Both clauses mention that written approval can be obtained to use the Amazon data on a mobile device, yet I can’t find a single app that has received this approval. In the hopes of positive changes at Amazon I would like to suggest that these clauses be dropped. If this is not possible, I formally request that Bruji as well as our competitor Delicious Monster (who have also run afoul of the mobile clause) be given permission to sync Amazon data to the iPhone and iPod Touch. Moreover, if Amazon is feeling kind, we also request the use of the Product Advertising API directly on the iPhone to search and add new items.

I write this as an open letter because getting a meaningful conversation going with Amazon has been impossible for both my customers and me. Your support system does not allow replies to emails sent directly from your Associates Account Specialist. Messages filled out in the Amazon contact page only get canned responses without explanations. The Amazon customer service has lost its touch in the last few years but more worrying is that Amazon has become increasingly closed, controlling and unfriendly.
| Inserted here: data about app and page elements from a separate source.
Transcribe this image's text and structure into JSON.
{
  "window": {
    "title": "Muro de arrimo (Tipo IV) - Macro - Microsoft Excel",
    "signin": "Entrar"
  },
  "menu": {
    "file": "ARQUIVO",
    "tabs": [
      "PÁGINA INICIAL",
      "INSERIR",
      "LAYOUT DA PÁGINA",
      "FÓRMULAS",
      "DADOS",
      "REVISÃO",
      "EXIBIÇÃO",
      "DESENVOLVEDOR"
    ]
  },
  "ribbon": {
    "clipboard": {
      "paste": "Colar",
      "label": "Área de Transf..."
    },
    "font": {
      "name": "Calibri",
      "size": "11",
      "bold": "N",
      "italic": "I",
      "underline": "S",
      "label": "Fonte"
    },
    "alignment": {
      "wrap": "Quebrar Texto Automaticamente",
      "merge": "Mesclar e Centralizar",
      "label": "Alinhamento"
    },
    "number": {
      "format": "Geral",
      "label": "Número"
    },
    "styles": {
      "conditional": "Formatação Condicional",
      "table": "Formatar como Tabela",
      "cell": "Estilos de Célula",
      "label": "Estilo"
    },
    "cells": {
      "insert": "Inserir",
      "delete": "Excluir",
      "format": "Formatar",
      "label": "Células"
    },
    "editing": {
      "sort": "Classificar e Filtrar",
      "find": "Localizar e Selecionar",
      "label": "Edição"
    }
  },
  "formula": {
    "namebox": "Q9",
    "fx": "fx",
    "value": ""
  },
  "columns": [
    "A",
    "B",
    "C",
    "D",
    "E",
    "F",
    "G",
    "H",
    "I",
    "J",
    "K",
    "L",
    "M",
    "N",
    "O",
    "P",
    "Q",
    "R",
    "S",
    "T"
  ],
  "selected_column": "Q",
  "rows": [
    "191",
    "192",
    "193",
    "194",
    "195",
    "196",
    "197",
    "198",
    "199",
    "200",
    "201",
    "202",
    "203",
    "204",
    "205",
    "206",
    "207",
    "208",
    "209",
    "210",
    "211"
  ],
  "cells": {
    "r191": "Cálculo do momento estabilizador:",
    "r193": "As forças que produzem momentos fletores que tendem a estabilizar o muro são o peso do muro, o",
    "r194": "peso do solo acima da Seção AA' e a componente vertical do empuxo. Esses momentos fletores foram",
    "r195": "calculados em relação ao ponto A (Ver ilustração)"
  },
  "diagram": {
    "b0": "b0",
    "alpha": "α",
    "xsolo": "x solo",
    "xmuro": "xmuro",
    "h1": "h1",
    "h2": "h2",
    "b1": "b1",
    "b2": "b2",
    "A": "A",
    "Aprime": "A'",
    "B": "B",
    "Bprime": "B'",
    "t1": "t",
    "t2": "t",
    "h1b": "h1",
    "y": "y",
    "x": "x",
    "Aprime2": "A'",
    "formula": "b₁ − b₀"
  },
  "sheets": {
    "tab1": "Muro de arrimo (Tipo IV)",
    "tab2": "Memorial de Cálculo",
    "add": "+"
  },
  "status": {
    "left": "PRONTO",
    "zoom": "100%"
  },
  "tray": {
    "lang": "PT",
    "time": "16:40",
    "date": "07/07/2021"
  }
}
I know that our users have been writing to Amazon in the past week to register their dismay about the loss of Pocketpedia and I would like to be able to give them positive news thanks to their efforts.

Hoping for change,
Conor Dearden